Strengthening the Use of Research in Environmental Policy Processes in South Africa

2019-09-13 africa evidence week blog environment informs learns south africa
Strengthening the Use of Research in Environmental Policy Processes in South Africa

As part of celebrating the amazing work being done on evidence-informed decision-making (EIDM) across our continent during #AfricaEvidenceWeek, as the South African centre of the Collaboration of Environmental Evidence (CEE Joburg) – hosted at the Africa Centre for Evidence – we want to indicate via this blog post what we are currently doing in this field.[1]

To get research to be used in decisions, researchers tend to have an implicit model that should they conduct the research, and somehow a policy-maker will miraculously pick up on their research published behind a paywall. Of course, this hardly happens for numerous reasons related to relevance, accessibility, timeous evidence, etc. At ACE and CEE Joburg, we explicitly follow a different model for the evidence-policy interface that does not include a linear flow from research to decisions, and rather focuses on co-production.

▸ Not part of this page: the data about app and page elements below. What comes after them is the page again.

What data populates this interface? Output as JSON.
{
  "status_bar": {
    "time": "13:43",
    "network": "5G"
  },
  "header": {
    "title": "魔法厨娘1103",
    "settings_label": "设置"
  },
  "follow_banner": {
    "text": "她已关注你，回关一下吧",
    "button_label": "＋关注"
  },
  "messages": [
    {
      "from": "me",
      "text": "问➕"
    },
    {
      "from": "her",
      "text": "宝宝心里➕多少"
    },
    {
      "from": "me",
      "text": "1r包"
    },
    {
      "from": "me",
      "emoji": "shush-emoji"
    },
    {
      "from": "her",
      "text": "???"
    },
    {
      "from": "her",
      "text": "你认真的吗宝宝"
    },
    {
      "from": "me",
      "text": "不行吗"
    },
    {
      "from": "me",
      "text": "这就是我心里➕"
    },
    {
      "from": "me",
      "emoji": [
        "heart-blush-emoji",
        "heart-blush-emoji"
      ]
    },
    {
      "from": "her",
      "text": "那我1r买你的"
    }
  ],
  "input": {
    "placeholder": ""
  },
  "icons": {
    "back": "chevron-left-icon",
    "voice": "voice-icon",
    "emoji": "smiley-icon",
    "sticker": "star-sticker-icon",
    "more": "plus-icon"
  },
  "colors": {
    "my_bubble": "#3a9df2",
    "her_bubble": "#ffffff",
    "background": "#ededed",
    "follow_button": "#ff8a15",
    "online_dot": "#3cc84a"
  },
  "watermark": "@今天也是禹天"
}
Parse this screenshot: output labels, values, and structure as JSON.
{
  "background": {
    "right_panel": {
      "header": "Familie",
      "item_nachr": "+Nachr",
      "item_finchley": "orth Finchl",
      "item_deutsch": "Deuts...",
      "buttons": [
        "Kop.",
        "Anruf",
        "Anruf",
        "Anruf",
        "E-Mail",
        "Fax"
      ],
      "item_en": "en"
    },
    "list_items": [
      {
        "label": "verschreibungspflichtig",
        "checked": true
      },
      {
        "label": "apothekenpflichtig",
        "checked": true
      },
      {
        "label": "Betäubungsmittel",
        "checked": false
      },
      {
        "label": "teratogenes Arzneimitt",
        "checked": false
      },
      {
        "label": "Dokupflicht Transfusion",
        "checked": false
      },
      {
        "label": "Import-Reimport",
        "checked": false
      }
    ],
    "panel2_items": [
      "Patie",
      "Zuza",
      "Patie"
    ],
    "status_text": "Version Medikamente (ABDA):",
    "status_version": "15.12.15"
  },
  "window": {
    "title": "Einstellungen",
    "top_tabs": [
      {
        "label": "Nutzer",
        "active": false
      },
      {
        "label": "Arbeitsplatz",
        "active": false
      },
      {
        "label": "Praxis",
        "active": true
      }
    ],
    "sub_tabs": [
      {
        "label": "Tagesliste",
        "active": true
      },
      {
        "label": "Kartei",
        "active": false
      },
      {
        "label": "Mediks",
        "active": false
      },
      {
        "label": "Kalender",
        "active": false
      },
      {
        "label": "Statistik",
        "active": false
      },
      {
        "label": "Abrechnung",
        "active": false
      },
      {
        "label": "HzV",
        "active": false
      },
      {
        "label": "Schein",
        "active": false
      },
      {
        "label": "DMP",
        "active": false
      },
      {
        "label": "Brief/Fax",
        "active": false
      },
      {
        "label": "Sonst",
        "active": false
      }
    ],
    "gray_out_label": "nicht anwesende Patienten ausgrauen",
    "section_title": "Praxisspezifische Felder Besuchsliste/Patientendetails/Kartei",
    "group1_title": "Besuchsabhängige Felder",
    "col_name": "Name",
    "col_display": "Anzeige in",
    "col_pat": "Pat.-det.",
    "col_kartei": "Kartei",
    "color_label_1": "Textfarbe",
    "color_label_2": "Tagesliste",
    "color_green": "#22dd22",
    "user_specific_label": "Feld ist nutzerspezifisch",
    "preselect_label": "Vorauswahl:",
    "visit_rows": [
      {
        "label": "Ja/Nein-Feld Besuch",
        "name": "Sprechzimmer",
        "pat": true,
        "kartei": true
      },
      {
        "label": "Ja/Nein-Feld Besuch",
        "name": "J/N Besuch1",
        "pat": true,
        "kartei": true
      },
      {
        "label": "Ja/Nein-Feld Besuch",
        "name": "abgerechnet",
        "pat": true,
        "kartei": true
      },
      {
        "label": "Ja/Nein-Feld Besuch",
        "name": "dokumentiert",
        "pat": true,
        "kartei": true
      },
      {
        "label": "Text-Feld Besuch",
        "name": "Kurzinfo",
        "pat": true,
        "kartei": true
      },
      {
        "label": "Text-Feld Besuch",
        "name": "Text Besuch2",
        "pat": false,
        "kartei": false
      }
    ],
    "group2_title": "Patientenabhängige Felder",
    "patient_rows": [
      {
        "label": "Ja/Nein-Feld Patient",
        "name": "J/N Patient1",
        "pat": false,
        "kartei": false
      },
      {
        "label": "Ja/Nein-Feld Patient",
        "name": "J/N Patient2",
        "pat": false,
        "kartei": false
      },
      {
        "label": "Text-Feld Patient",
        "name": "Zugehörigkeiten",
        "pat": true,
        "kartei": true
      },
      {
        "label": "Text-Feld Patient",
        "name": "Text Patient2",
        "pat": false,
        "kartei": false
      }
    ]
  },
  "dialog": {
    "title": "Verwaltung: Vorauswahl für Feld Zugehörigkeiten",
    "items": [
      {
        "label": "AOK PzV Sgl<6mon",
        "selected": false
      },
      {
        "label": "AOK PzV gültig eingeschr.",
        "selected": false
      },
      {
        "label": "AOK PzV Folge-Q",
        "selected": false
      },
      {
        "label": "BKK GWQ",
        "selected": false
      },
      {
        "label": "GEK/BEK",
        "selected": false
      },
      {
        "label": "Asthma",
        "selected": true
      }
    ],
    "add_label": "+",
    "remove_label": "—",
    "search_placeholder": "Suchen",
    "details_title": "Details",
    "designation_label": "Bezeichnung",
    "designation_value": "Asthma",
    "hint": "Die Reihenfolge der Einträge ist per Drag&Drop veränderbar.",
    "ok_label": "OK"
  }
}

We are using this model in our Responsive Evidence Synthesis Service (RESS) project with the South African national government Department of Environment, Forestry and Fisheries (DEFF). Through the RESS project we are mapping South African environmental research conducted since 2010, with the purpose to support – through a demand-led process – the co-production of responsive (including rapid) evidence syntheses for use in the policy process. The overall goal of the RESS project is to enhance the ability of South African environmental policy-makers to self-help and self-serve regarding the use of research evidence in various parts of a policy process.  

The what and why of our responsive evidence synthesis 

For us, a responsive evidence synthesis, or a rapid review/assessment of research evidence, makes use of a systematic review methodology to produce a relevant and timely response to users. Such evidence synthesis can take many forms, such as rapid evidence assessments, evidence maps, scoping reviews, or bibliographies. These vary in terms of their scope, quality, and time to complete, but they mostly adhere to systematic review principles of transparency, rigour, and replicability with which the research synthesis steps are carried out.

The true power of responsive evidence synthesis is that it retains the transparency of a full systematic review but adapts the methodology enough to make sure it is flexible in responding timeously to policy opportunities. This enhances the possibility that quality research evidence will be one of the contributors in decisions in a policy process, hopefully strengthening not only the merit of policy decisions, but also of their implementation and impact, enhancing efficiency, equity, transparency, and accountability. 

At CEE Joburg our responsive evidence synthesis service departs from the following: 

  • A structured effort to deliver responsive evidence synthesis products to South African environmental policy-makers.
  • Produces materials that are timely to policy agendas and processes, while also being rigorous, transparent, and systematic. 
  • Co-developing so that we collectively share our capacities and resources, and learn from one another. 
  • It forms part of our efforts to promote the use of research evidence synthesis in the South African environmental sector. 

Our RESS project contains the following seven phases, collaborating with an array of colleagues from DEFF, the Gauteng provincial Department of Agriculture and Rural Development (GDARD), the KwaZulu-Natal Department of Economic Development, Tourism and Environmental Affairs, interns from the Queen Elizabeth Scholars from McMaster University in Canada, and ACE.   

Phases of the RESS project


1. Produce a rapid evidence synthesis product as an experiential learning process

DEFF, KwaZulu-Natal Department of Economic Development, Tourism and Environmental Affairs

2. Scoping review of the models and methods used in rapid response programmes to support EIDM


3. Developing an online open-access database on rapid response programmes (to be updated annually)


4. Developing a policy-relevant evidence map of South African environmental research


5. Work on the institutionalisation of evidence use, which includes a baseline of user perspectives on the use of research, and especially evidence syntheses


6.  Piloting a responsive evidence synthesis service with DEFF


7. Reflecting on RESS and learnings for institutionalisation


For much of our thinking on this project we have gained much from the expertise and skills from colleagues across Africa, and especially Dr Rhona Mujumbi-Deve and Prof Nelson Sewankambo of Makerere University. We can confirm that in achieving the #AfricaThatWeWant we have to travel together!

The views expressed in published blog posts, as well as any errors or omissions, are the sole responsibility of the author/s and do not represent the views of the Africa Evidence Network, its secretariat, advisory or reference groups, or its funders; nor does it imply endorsement by the afore-mentioned parties.


[1] Our contribution to #AfricaEvidenceWeek was to be a presentation at the Gauteng Environmental Research Symposium on 13 September in Johannesburg. This event though was postponed in support of a peaceful march against the scourge of gender-based violence in South Africa under the hashtag #SandtonShutdown.